This year’s overall number of birds was also on the low-end of the spectrum, which ranges from 12,000 to 22,000. Hohenberger said weather was to blame — in colder years with more snow on the ground, birds tend to concentrate. However, this year, birds were spread out over the open landscape.
Bird populations are decreasing locally and across the United States. Research published in the journal, Science in September 2019 shows that birds have declined by almost three billion since 1970. More than 90% of the losses are from common birds like finches, sparrows and blackbirds, according to Living Bird Magazine.
“These bird losses are a strong signal that our human-altered landscapes are losing their ability to support birdlife,” Cornell Lab of Ornithology conservation scientist Ken Rosenberg told Living Bird. “And that is an indicator of a coming collapse of the overall environment.”
Hohenberger has witnessed the declining populations first-hand.
“In my lifetime I’ve noticed a lot of birds declining, especially birds in wetlands and grasslands areas where the habitat was destroyed,” he said.
Habitat loss is one factor, but other bird killers are herbicides and pesticide, feral cats, power line and building collisions and storms, of which the Bigfork area saw several this past fall.
While populations aren’t what they once were, Hohenberger still finds plenty of avians to observe.
“I go out almost every day and bird watch and all my friends are birders, more or less,” he said.
Hohenberger got the birding bug after venturing to California with a friend in high school.
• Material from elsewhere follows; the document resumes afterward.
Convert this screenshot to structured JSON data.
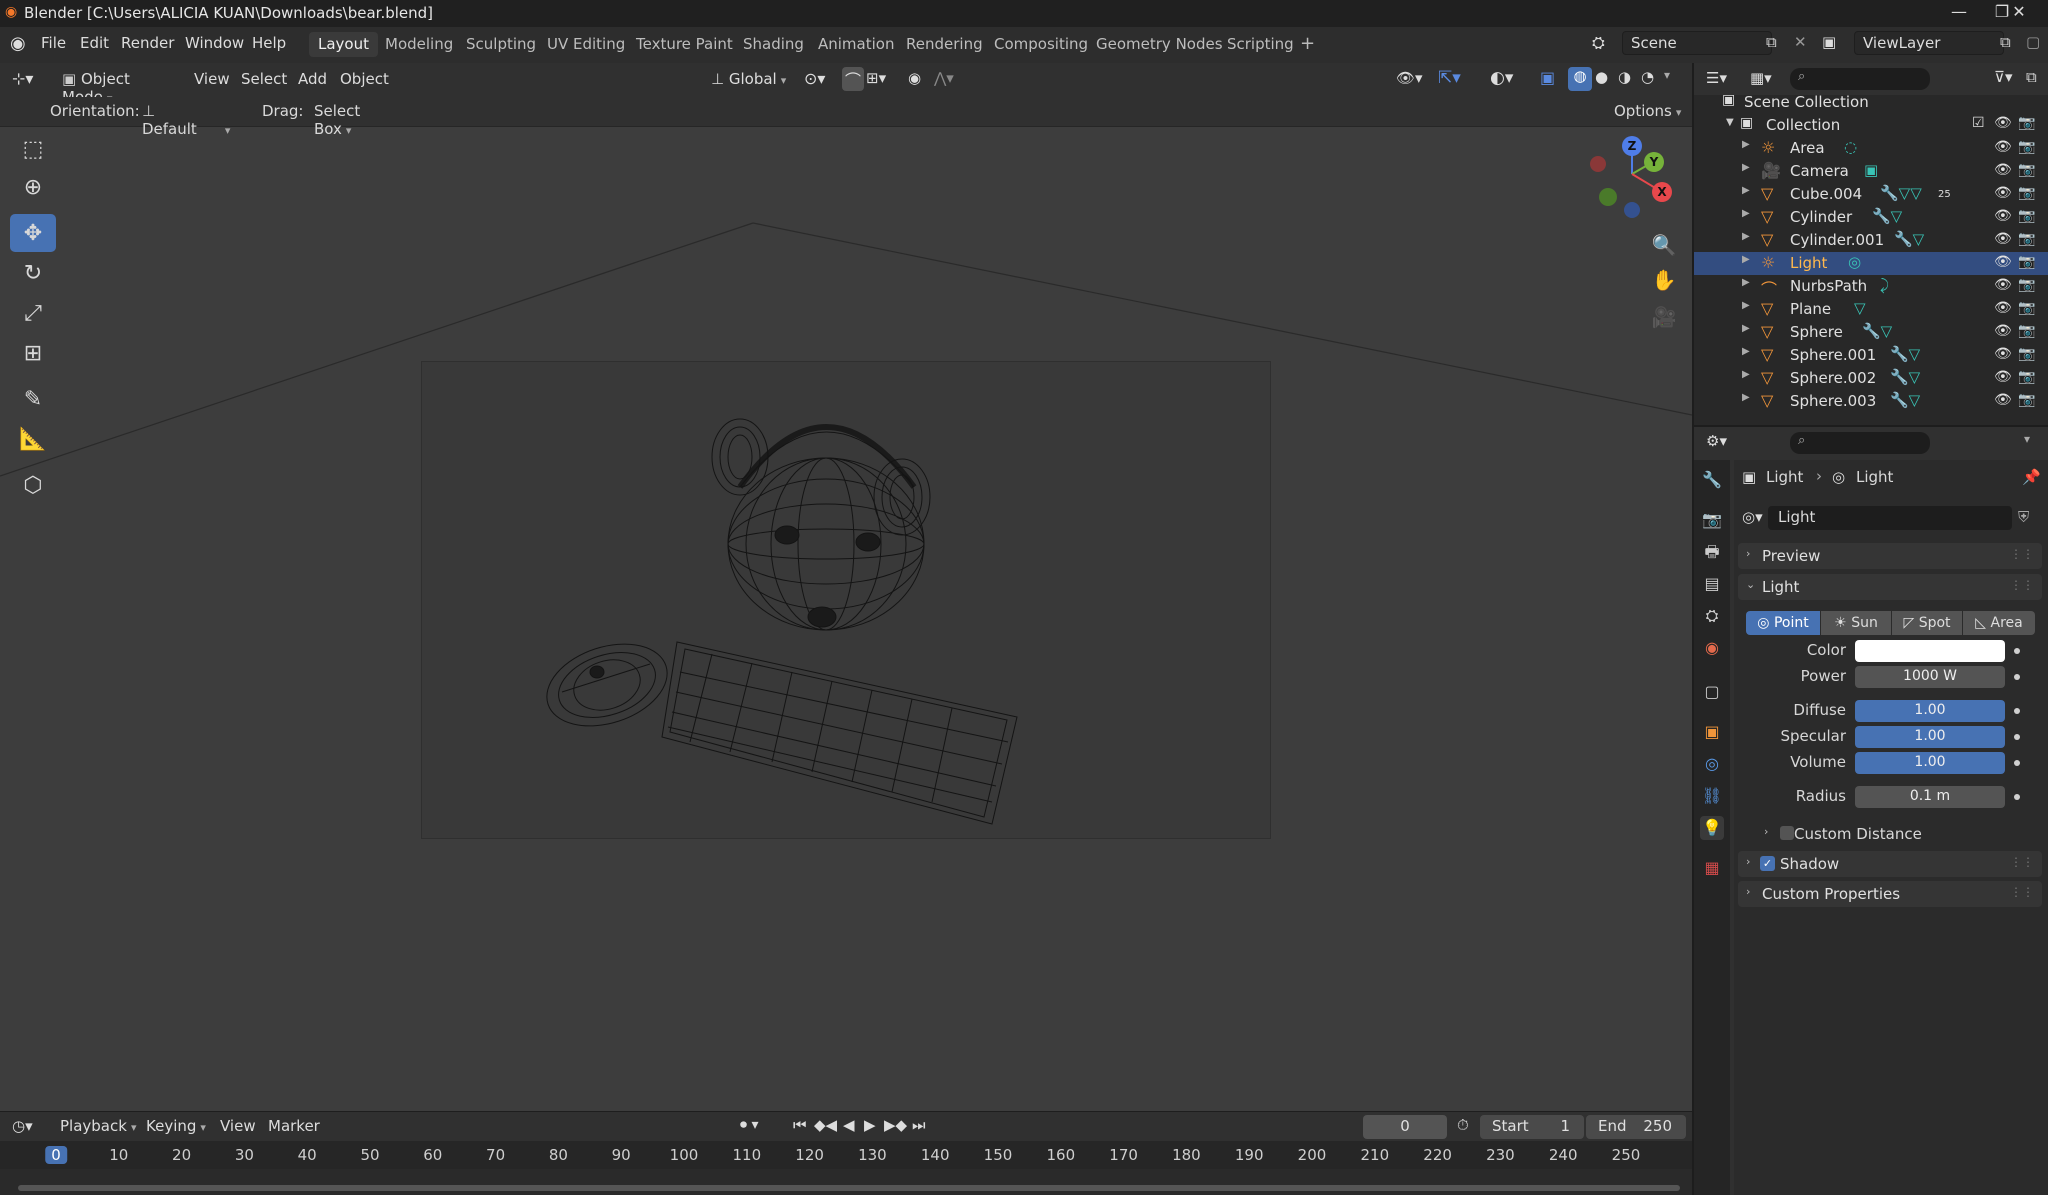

The pair identified 50 species during their trip to the Tule Lake National Wildlife Refuge and “we were hooked.” Hohenberger went on to earn a degree in zoology, taught science for more than 30 years and has gone birding in far-off locales like Costa Rica and Belize.
“It’s easy to do,” he said. “All you need is a pair of binoculars and a bird book and off you go.”